---- Dataset

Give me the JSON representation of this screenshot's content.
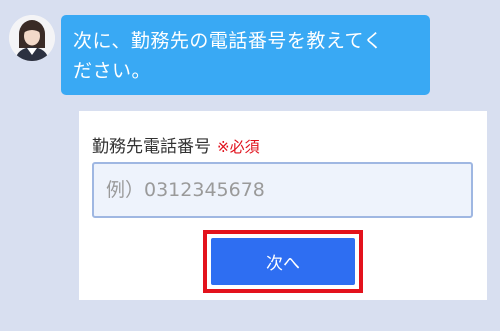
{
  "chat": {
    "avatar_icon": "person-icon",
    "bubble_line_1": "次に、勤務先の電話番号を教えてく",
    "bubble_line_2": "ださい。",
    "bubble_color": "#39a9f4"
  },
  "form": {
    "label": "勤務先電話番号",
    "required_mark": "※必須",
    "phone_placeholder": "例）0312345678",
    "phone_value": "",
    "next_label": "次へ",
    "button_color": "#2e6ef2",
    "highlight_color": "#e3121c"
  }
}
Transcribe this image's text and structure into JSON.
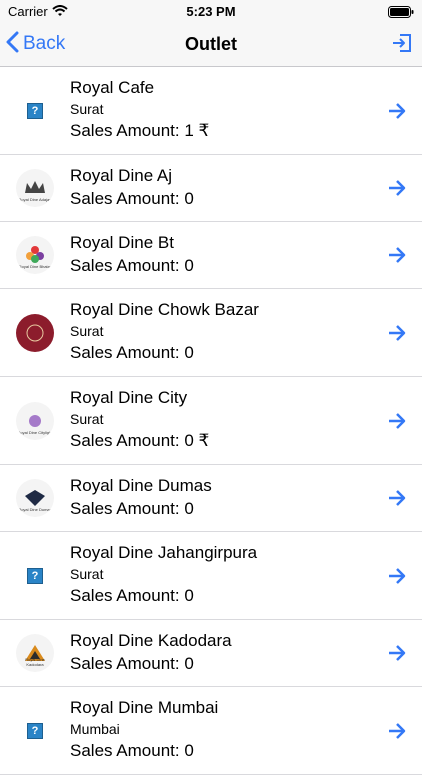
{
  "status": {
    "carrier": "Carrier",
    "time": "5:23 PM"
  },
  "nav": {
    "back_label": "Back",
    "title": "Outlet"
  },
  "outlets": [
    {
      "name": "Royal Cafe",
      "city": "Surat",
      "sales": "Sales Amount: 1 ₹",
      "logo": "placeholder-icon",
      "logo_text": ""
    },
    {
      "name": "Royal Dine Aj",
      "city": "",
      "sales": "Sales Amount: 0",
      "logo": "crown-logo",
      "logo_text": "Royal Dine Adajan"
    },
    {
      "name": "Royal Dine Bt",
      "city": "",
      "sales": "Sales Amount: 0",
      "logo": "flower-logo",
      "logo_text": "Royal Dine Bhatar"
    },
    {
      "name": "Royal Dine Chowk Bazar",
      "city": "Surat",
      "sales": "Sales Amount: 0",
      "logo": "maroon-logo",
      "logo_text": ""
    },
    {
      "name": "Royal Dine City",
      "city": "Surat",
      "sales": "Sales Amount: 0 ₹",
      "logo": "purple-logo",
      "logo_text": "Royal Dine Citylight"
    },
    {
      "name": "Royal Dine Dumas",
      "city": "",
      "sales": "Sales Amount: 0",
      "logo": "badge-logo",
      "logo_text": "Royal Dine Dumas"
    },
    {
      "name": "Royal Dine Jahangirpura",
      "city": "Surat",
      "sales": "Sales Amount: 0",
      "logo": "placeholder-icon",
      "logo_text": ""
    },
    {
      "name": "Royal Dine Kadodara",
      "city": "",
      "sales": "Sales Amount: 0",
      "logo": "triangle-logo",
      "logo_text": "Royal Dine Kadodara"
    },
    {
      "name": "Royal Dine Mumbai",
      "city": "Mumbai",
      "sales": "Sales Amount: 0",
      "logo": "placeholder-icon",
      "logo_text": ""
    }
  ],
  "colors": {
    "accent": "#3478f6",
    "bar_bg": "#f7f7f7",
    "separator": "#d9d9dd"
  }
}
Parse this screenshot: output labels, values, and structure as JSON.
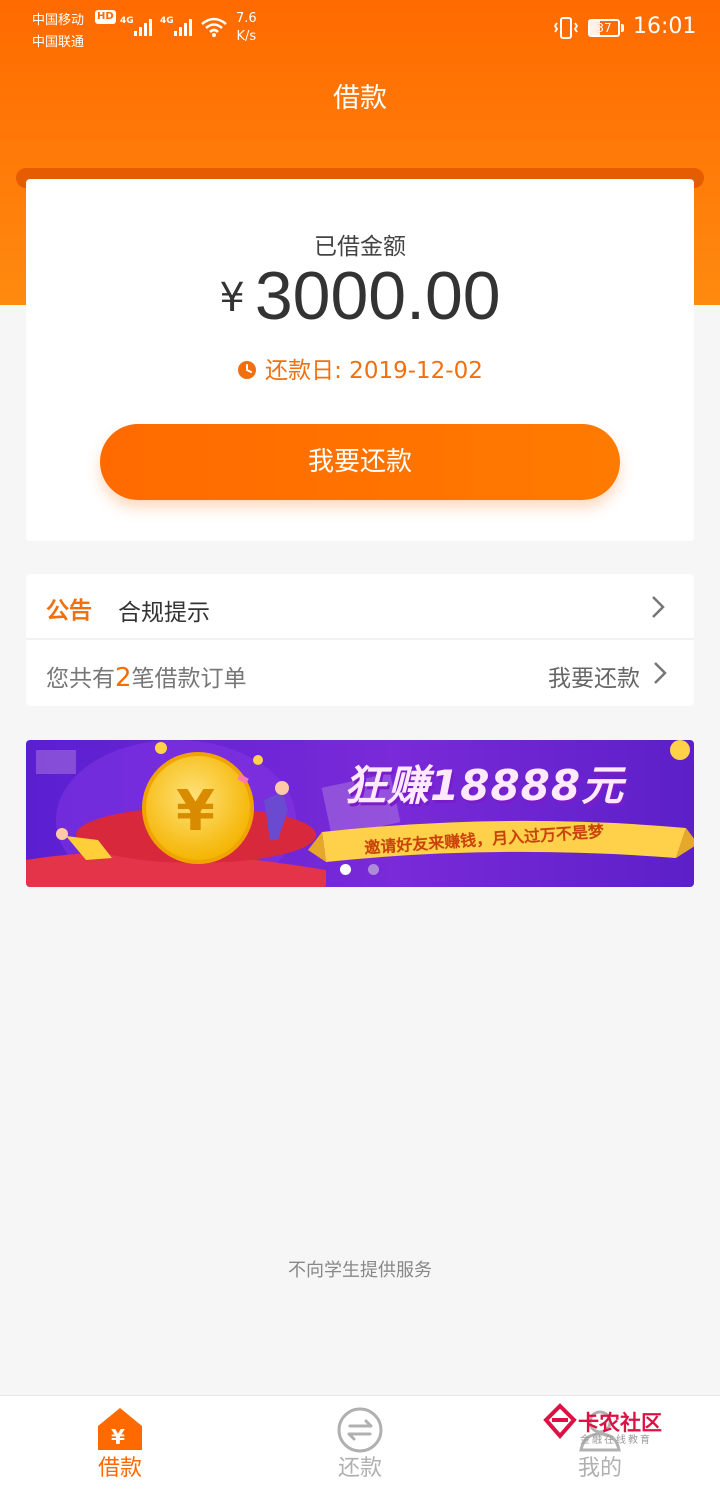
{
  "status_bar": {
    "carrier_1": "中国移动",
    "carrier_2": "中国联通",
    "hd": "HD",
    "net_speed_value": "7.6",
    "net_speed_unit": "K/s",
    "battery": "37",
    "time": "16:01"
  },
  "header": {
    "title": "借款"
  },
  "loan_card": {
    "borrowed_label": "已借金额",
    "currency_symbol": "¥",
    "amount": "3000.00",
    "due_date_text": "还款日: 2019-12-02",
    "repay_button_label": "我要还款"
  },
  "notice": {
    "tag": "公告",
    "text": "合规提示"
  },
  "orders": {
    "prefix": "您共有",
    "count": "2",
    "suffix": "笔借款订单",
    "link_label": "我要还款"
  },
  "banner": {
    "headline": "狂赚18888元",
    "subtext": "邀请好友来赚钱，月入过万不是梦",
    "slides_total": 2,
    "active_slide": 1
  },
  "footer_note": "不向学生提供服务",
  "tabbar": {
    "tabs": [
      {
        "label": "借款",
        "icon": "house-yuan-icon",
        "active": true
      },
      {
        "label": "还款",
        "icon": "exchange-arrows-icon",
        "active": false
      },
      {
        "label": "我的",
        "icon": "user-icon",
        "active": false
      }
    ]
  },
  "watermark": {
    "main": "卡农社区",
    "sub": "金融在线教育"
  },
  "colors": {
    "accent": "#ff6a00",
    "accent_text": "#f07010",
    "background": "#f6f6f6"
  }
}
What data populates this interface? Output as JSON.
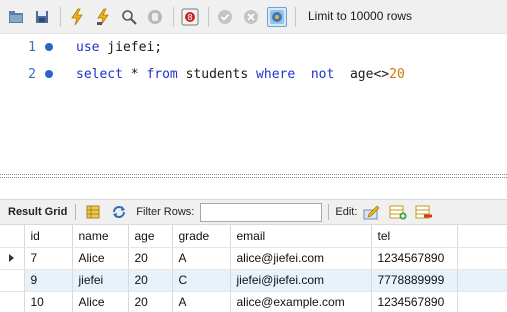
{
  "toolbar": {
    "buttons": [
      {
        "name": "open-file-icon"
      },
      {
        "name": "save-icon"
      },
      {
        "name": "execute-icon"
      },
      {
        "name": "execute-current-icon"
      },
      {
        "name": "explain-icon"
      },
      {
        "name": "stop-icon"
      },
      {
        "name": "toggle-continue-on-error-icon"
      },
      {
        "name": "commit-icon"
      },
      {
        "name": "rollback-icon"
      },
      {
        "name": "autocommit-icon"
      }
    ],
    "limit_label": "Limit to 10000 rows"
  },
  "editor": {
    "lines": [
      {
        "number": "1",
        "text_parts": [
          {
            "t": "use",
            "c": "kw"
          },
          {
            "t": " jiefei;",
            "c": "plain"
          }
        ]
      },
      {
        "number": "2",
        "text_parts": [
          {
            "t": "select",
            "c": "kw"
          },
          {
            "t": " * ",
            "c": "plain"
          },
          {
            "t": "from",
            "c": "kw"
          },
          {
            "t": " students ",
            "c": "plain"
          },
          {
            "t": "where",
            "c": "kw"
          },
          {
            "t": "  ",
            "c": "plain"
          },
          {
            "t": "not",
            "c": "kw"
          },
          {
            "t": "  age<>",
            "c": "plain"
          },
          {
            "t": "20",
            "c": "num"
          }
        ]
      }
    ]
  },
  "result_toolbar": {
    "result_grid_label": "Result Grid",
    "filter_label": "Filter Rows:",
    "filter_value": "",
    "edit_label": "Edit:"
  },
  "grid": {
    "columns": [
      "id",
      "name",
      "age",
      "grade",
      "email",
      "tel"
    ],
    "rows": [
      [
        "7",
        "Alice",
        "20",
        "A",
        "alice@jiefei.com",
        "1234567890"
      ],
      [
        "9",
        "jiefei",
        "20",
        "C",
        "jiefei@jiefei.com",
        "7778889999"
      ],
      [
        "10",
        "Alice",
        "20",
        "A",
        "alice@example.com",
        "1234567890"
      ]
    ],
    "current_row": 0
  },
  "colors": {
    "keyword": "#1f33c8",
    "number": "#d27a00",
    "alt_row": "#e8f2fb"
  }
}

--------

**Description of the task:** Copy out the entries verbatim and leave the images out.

**Answer below:**
Give me the JSON representation of this screenshot's content.
{
  "chat": {
    "avatar_icon": "person-icon",
    "bubble_line_1": "次に、勤務先の電話番号を教えてく",
    "bubble_line_2": "ださい。",
    "bubble_color": "#39a9f4"
  },
  "form": {
    "label": "勤務先電話番号",
    "required_mark": "※必須",
    "phone_placeholder": "例）0312345678",
    "phone_value": "",
    "next_label": "次へ",
    "button_color": "#2e6ef2",
    "highlight_color": "#e3121c"
  }
}
Transcribe this image's text and structure into JSON.
{
  "status": {
    "carrier": "Carrier",
    "time": "5:23 PM"
  },
  "nav": {
    "back_label": "Back",
    "title": "Outlet"
  },
  "outlets": [
    {
      "name": "Royal Cafe",
      "city": "Surat",
      "sales": "Sales Amount: 1 ₹",
      "logo": "placeholder-icon",
      "logo_text": ""
    },
    {
      "name": "Royal Dine Aj",
      "city": "",
      "sales": "Sales Amount: 0",
      "logo": "crown-logo",
      "logo_text": "Royal Dine Adajan"
    },
    {
      "name": "Royal Dine Bt",
      "city": "",
      "sales": "Sales Amount: 0",
      "logo": "flower-logo",
      "logo_text": "Royal Dine Bhatar"
    },
    {
      "name": "Royal Dine Chowk Bazar",
      "city": "Surat",
      "sales": "Sales Amount: 0",
      "logo": "maroon-logo",
      "logo_text": ""
    },
    {
      "name": "Royal Dine City",
      "city": "Surat",
      "sales": "Sales Amount: 0 ₹",
      "logo": "purple-logo",
      "logo_text": "Royal Dine Citylight"
    },
    {
      "name": "Royal Dine Dumas",
      "city": "",
      "sales": "Sales Amount: 0",
      "logo": "badge-logo",
      "logo_text": "Royal Dine Dumas"
    },
    {
      "name": "Royal Dine Jahangirpura",
      "city": "Surat",
      "sales": "Sales Amount: 0",
      "logo": "placeholder-icon",
      "logo_text": ""
    },
    {
      "name": "Royal Dine Kadodara",
      "city": "",
      "sales": "Sales Amount: 0",
      "logo": "triangle-logo",
      "logo_text": "Royal Dine Kadodara"
    },
    {
      "name": "Royal Dine Mumbai",
      "city": "Mumbai",
      "sales": "Sales Amount: 0",
      "logo": "placeholder-icon",
      "logo_text": ""
    }
  ],
  "colors": {
    "accent": "#3478f6",
    "bar_bg": "#f7f7f7",
    "separator": "#d9d9dd"
  }
}
Parse this screenshot: output labels, values, and structure as JSON.
{
  "status_bar": {
    "carrier_1": "中国移动",
    "carrier_2": "中国联通",
    "hd": "HD",
    "net_speed_value": "7.6",
    "net_speed_unit": "K/s",
    "battery": "37",
    "time": "16:01"
  },
  "header": {
    "title": "借款"
  },
  "loan_card": {
    "borrowed_label": "已借金额",
    "currency_symbol": "¥",
    "amount": "3000.00",
    "due_date_text": "还款日: 2019-12-02",
    "repay_button_label": "我要还款"
  },
  "notice": {
    "tag": "公告",
    "text": "合规提示"
  },
  "orders": {
    "prefix": "您共有",
    "count": "2",
    "suffix": "笔借款订单",
    "link_label": "我要还款"
  },
  "banner": {
    "headline": "狂赚18888元",
    "subtext": "邀请好友来赚钱，月入过万不是梦",
    "slides_total": 2,
    "active_slide": 1
  },
  "footer_note": "不向学生提供服务",
  "tabbar": {
    "tabs": [
      {
        "label": "借款",
        "icon": "house-yuan-icon",
        "active": true
      },
      {
        "label": "还款",
        "icon": "exchange-arrows-icon",
        "active": false
      },
      {
        "label": "我的",
        "icon": "user-icon",
        "active": false
      }
    ]
  },
  "watermark": {
    "main": "卡农社区",
    "sub": "金融在线教育"
  },
  "colors": {
    "accent": "#ff6a00",
    "accent_text": "#f07010",
    "background": "#f6f6f6"
  }
}
What data populates this interface? Output as JSON.
{
  "toolbar": {
    "buttons": [
      {
        "name": "open-file-icon"
      },
      {
        "name": "save-icon"
      },
      {
        "name": "execute-icon"
      },
      {
        "name": "execute-current-icon"
      },
      {
        "name": "explain-icon"
      },
      {
        "name": "stop-icon"
      },
      {
        "name": "toggle-continue-on-error-icon"
      },
      {
        "name": "commit-icon"
      },
      {
        "name": "rollback-icon"
      },
      {
        "name": "autocommit-icon"
      }
    ],
    "limit_label": "Limit to 10000 rows"
  },
  "editor": {
    "lines": [
      {
        "number": "1",
        "text_parts": [
          {
            "t": "use",
            "c": "kw"
          },
          {
            "t": " jiefei;",
            "c": "plain"
          }
        ]
      },
      {
        "number": "2",
        "text_parts": [
          {
            "t": "select",
            "c": "kw"
          },
          {
            "t": " * ",
            "c": "plain"
          },
          {
            "t": "from",
            "c": "kw"
          },
          {
            "t": " students ",
            "c": "plain"
          },
          {
            "t": "where",
            "c": "kw"
          },
          {
            "t": "  ",
            "c": "plain"
          },
          {
            "t": "not",
            "c": "kw"
          },
          {
            "t": "  age<>",
            "c": "plain"
          },
          {
            "t": "20",
            "c": "num"
          }
        ]
      }
    ]
  },
  "result_toolbar": {
    "result_grid_label": "Result Grid",
    "filter_label": "Filter Rows:",
    "filter_value": "",
    "edit_label": "Edit:"
  },
  "grid": {
    "columns": [
      "id",
      "name",
      "age",
      "grade",
      "email",
      "tel"
    ],
    "rows": [
      [
        "7",
        "Alice",
        "20",
        "A",
        "alice@jiefei.com",
        "1234567890"
      ],
      [
        "9",
        "jiefei",
        "20",
        "C",
        "jiefei@jiefei.com",
        "7778889999"
      ],
      [
        "10",
        "Alice",
        "20",
        "A",
        "alice@example.com",
        "1234567890"
      ]
    ],
    "current_row": 0
  },
  "colors": {
    "keyword": "#1f33c8",
    "number": "#d27a00",
    "alt_row": "#e8f2fb"
  }
}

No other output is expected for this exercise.